**PROBLEM REQUIREMENTS**
Only lines that contain the word "function" belong in the answer; copy them from the records below.

Excerpts from an interface dataset:
——————————

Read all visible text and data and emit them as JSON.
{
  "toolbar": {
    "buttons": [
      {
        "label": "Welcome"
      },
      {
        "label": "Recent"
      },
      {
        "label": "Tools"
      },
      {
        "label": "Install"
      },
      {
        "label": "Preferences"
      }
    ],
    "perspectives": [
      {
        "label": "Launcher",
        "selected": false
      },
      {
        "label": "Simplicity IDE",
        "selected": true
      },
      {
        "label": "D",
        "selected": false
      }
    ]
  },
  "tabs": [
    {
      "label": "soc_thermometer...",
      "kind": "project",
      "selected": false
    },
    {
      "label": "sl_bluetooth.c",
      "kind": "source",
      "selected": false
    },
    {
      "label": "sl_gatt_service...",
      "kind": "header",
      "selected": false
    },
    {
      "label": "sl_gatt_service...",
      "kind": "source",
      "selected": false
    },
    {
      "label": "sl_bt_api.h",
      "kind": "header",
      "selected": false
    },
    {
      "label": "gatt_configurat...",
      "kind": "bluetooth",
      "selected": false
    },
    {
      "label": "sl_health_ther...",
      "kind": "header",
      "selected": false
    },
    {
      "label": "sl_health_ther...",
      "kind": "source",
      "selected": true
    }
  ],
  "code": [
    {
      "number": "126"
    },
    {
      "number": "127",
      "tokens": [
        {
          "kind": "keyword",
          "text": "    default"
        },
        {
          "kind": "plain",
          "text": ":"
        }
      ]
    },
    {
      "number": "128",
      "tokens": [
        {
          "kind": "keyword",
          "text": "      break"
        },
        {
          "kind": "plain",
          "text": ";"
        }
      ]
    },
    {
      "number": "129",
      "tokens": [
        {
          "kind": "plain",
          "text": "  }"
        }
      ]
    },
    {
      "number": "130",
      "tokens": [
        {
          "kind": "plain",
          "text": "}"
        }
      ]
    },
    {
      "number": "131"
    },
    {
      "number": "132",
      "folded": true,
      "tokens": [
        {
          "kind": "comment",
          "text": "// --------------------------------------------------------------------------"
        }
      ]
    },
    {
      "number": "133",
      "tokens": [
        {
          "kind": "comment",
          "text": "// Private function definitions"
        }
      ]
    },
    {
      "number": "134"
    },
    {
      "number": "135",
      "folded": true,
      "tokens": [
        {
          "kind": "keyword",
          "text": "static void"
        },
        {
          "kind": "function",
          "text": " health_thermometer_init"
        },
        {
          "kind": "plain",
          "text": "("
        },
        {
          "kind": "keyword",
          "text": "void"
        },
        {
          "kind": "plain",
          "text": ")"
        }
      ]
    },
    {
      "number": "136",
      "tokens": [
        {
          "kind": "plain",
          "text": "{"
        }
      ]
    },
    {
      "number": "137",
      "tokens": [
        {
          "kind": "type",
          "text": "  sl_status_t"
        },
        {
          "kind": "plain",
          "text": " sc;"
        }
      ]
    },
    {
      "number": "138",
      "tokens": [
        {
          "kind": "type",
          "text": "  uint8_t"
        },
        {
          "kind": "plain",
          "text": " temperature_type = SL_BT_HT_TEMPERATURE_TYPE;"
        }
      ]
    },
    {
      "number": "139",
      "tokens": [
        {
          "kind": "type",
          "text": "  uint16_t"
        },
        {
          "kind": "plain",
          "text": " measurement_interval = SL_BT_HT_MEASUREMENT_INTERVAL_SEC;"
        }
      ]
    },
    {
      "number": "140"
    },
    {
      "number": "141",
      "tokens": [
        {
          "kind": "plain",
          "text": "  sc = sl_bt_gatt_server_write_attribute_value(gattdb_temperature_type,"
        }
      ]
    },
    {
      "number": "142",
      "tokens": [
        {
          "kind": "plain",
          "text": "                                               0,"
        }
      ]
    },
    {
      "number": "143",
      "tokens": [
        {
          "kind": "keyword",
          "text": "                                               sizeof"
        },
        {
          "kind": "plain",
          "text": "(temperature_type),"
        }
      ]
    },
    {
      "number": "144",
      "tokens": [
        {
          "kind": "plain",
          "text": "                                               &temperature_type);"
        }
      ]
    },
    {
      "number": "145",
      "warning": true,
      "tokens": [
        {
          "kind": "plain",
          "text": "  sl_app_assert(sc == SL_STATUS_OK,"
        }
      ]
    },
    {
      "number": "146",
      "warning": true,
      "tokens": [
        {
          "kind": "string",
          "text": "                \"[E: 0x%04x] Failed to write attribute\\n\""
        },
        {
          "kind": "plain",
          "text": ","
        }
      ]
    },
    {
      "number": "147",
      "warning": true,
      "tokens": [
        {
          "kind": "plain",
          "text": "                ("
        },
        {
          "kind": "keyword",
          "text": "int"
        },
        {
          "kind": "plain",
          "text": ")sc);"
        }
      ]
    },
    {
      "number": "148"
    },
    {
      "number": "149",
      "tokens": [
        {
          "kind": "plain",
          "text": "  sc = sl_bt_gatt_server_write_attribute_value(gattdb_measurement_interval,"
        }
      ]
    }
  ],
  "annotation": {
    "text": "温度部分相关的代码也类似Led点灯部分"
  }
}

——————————

**ANSWER FOR THE TASK**
          "text": "// Private function definitions"
          "kind": "function",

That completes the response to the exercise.